WHAT YOU WILL DO:
Whenever a line of the material contains the string "progress", it should be copied.

(Beginning of RECORDS FOR THE TASK)

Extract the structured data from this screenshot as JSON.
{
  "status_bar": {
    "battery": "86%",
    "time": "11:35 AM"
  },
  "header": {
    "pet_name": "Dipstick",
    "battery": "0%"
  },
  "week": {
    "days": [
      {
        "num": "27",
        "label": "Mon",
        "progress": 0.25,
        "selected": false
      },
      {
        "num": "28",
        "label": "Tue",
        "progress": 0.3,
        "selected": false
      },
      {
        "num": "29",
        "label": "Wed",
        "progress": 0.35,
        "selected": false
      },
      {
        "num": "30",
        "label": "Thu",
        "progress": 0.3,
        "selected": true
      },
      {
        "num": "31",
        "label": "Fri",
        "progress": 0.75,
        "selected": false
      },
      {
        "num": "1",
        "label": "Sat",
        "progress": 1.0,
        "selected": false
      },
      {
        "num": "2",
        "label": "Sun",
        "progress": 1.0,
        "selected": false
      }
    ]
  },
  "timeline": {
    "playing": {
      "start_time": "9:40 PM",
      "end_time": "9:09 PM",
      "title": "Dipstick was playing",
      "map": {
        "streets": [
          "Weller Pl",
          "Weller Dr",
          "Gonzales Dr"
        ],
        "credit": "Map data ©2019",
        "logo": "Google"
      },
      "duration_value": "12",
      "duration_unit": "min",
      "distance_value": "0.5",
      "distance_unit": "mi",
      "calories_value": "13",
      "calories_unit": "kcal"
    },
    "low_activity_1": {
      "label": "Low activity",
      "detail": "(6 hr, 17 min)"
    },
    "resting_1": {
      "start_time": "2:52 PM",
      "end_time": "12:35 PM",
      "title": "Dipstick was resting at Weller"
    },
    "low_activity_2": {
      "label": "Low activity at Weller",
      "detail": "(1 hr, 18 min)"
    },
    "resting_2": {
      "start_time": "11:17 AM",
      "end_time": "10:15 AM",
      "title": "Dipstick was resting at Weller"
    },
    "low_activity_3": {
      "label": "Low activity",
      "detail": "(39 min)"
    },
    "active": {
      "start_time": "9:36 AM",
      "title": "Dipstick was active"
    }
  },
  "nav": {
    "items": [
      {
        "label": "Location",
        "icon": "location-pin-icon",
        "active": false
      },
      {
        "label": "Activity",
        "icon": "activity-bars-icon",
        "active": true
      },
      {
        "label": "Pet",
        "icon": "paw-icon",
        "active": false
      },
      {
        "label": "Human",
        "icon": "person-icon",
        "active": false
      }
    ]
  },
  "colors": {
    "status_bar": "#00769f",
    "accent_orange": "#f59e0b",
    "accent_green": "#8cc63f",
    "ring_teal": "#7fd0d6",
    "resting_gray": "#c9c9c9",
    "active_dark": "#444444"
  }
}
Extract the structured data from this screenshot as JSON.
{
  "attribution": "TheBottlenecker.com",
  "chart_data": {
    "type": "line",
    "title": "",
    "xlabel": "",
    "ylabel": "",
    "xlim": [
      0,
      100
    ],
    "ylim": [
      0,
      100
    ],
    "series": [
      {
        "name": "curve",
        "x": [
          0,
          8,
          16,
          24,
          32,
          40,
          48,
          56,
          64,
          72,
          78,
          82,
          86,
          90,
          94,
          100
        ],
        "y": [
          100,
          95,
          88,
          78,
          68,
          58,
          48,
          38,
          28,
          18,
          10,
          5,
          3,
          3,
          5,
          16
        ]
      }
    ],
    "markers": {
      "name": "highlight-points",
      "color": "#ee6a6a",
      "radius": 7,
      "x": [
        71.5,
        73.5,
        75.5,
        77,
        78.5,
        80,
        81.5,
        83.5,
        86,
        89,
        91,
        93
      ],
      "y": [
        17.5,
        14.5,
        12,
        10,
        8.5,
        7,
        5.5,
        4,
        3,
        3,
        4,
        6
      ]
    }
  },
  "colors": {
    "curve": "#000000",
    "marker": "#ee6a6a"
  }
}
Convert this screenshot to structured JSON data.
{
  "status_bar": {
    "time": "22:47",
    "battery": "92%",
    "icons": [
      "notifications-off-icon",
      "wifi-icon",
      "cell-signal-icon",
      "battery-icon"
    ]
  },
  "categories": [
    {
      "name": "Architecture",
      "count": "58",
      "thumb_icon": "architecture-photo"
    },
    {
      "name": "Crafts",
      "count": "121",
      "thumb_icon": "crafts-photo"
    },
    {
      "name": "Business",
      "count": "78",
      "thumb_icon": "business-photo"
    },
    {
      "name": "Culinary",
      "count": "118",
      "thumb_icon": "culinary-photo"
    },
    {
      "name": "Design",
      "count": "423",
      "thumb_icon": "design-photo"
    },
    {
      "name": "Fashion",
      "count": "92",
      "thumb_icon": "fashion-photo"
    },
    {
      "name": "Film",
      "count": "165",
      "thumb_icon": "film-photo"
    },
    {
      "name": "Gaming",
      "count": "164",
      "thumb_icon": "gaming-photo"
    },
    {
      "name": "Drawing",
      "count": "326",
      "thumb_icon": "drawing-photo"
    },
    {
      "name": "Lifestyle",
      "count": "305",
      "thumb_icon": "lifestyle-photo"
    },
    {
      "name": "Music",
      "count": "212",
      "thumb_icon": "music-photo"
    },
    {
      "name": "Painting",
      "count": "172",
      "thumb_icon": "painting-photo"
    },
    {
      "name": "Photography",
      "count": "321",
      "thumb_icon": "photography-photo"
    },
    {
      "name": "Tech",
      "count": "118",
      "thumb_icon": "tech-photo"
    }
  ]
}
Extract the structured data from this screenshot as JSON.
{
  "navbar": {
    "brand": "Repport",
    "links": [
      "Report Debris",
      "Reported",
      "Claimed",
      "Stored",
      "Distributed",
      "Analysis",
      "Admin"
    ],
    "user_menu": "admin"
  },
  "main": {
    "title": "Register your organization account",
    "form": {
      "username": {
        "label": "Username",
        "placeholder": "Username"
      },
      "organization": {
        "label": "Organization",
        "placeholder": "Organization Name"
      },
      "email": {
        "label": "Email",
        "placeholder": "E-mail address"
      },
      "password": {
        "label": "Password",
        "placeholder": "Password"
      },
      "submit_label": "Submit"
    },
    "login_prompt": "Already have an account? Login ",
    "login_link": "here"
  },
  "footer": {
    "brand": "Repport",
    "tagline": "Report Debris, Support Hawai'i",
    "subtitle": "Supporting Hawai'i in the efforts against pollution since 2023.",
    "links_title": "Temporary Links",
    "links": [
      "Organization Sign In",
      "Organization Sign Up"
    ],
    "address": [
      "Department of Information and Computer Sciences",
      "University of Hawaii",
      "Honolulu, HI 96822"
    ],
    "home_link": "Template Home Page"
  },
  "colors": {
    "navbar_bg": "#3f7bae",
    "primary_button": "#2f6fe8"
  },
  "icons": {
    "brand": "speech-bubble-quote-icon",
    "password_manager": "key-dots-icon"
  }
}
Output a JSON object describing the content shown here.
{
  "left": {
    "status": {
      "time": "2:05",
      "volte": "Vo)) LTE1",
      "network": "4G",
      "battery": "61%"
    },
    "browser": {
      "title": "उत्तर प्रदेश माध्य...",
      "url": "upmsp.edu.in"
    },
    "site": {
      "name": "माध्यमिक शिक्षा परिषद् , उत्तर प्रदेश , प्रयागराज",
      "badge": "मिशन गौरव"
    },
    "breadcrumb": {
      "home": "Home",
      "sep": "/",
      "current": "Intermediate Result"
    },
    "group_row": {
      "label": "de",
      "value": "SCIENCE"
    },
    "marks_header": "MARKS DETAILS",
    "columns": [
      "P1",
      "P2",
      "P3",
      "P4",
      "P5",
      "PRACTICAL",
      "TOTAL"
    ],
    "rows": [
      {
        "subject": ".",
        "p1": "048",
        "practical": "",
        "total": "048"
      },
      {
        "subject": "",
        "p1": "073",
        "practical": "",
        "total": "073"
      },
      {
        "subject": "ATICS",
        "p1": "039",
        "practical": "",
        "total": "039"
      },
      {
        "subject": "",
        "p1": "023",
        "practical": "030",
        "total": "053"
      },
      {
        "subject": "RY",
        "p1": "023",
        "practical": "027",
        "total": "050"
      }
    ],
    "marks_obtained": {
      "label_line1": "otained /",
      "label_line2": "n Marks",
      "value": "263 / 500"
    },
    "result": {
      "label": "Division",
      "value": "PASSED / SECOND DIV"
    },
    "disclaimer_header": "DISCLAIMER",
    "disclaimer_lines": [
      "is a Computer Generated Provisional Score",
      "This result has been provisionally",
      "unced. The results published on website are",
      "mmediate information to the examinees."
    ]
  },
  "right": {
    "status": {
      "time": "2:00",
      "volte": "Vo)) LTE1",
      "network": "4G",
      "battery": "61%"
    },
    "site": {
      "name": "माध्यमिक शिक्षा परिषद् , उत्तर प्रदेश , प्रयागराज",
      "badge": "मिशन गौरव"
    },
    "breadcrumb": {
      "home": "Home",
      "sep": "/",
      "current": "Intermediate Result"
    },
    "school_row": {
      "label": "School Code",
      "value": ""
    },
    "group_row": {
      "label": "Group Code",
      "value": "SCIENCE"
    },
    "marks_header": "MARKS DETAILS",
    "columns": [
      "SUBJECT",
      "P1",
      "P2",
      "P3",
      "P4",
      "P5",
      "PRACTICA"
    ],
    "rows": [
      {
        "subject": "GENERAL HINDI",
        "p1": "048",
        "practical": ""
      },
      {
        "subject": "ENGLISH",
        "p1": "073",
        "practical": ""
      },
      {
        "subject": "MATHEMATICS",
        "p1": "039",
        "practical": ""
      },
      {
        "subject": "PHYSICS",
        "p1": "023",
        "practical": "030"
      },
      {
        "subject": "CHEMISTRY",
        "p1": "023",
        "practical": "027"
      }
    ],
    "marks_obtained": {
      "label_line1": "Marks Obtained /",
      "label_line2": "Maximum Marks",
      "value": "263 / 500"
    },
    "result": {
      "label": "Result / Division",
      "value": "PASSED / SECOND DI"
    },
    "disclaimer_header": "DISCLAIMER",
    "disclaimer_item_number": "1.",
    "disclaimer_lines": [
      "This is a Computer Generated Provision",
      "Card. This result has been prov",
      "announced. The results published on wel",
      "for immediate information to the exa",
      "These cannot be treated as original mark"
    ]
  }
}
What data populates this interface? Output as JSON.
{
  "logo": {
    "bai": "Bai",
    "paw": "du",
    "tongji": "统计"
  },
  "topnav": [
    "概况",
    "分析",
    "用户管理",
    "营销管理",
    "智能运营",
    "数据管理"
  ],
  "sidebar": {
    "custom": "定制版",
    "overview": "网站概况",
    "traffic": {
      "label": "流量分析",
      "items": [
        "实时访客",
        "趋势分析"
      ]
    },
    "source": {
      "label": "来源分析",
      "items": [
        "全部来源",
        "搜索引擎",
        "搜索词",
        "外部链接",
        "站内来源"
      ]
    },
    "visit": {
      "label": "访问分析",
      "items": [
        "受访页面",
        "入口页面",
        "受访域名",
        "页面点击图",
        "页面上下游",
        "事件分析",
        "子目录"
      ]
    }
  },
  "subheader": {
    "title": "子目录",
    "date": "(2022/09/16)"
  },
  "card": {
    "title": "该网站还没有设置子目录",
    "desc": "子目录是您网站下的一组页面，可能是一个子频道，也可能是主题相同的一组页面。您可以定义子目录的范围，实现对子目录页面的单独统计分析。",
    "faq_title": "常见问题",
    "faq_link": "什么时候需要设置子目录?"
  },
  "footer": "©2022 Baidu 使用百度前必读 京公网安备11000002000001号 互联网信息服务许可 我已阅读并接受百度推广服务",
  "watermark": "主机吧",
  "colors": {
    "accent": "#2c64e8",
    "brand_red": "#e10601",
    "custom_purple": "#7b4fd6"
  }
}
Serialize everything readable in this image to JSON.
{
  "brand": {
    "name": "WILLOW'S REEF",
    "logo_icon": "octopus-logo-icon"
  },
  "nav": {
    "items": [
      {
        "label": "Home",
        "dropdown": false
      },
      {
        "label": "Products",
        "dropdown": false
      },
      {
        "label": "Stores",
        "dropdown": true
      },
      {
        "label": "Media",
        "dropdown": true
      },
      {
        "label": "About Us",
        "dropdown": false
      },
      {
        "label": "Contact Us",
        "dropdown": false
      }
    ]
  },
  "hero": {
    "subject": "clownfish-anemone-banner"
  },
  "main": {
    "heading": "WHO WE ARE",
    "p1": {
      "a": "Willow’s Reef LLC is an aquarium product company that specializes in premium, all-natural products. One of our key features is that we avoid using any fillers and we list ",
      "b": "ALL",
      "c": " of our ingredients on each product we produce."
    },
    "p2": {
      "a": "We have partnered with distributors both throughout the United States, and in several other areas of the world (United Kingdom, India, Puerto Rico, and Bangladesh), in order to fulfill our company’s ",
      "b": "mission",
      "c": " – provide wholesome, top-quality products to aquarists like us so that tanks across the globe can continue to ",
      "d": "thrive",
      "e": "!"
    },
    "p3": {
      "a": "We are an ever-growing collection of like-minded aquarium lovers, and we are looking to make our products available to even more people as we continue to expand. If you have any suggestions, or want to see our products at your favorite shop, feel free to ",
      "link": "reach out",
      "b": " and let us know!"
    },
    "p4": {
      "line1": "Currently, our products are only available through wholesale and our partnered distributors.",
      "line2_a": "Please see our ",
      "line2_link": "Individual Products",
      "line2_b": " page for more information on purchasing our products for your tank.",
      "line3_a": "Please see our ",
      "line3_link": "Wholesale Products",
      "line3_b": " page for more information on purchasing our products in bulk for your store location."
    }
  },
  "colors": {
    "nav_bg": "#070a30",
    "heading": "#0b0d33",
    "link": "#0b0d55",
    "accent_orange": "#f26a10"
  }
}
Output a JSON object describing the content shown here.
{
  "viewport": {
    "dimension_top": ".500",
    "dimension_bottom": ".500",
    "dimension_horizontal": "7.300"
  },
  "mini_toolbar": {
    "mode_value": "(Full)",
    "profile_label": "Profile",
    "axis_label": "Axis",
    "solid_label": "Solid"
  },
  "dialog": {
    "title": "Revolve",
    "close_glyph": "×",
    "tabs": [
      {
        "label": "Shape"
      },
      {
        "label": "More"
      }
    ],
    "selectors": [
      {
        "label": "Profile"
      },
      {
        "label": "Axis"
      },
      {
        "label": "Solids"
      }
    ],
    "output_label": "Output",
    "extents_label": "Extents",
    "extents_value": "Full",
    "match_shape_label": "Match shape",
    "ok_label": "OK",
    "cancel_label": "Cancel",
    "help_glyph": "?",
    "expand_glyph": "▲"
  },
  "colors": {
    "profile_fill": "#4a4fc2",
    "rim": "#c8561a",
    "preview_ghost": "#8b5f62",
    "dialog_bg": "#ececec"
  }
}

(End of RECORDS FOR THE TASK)

EXERCISE RESPONSE:
        "progress": 0.25,
        "progress": 0.3,
        "progress": 0.35,
        "progress": 0.3,
        "progress": 0.75,
        "progress": 1.0,
        "progress": 1.0,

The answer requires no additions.